§ What is required: Using the data below, return all lines in which "Background" appears.

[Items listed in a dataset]
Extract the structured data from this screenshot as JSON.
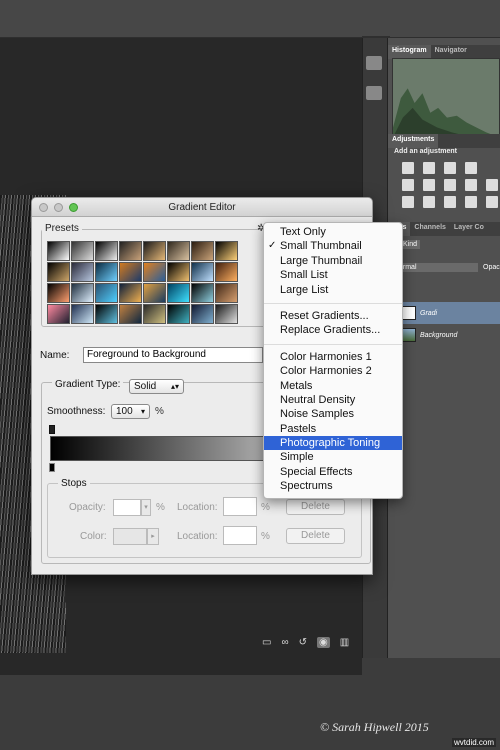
{
  "panels": {
    "tabs_top": [
      "Histogram",
      "Navigator"
    ],
    "adjustments_tab": "Adjustments",
    "add_adjustment": "Add an adjustment",
    "layer_tabs": [
      "yers",
      "Channels",
      "Layer Co"
    ],
    "kind_filter": "Kind",
    "blend_mode": "ormal",
    "opacity_label": "Opaci",
    "layers": [
      {
        "name": "Gradi",
        "selected": true
      },
      {
        "name": "Background",
        "selected": false
      }
    ]
  },
  "dialog": {
    "title": "Gradient Editor",
    "presets_label": "Presets",
    "name_label": "Name:",
    "name_value": "Foreground to Background",
    "gradient_type_label": "Gradient Type:",
    "gradient_type_value": "Solid",
    "smoothness_label": "Smoothness:",
    "smoothness_value": "100",
    "smoothness_unit": "%",
    "stops_label": "Stops",
    "opacity_label": "Opacity:",
    "color_label": "Color:",
    "location_label": "Location:",
    "percent": "%",
    "delete_label": "Delete"
  },
  "menu": {
    "groups": [
      [
        {
          "label": "Text Only",
          "checked": false
        },
        {
          "label": "Small Thumbnail",
          "checked": true
        },
        {
          "label": "Large Thumbnail",
          "checked": false
        },
        {
          "label": "Small List",
          "checked": false
        },
        {
          "label": "Large List",
          "checked": false
        }
      ],
      [
        {
          "label": "Reset Gradients...",
          "checked": false
        },
        {
          "label": "Replace Gradients...",
          "checked": false
        }
      ],
      [
        {
          "label": "Color Harmonies 1"
        },
        {
          "label": "Color Harmonies 2"
        },
        {
          "label": "Metals"
        },
        {
          "label": "Neutral Density"
        },
        {
          "label": "Noise Samples"
        },
        {
          "label": "Pastels"
        },
        {
          "label": "Photographic Toning",
          "highlighted": true
        },
        {
          "label": "Simple"
        },
        {
          "label": "Special Effects"
        },
        {
          "label": "Spectrums"
        }
      ]
    ]
  },
  "watermark": "© Sarah Hipwell 2015",
  "watermark_logo": "wvtdid.com",
  "colors": {
    "highlight": "#2f63d6",
    "selected_layer": "#6b83a0"
  }
}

§ Answer:
        "name": "Background",
    "name_value": "Foreground to Background",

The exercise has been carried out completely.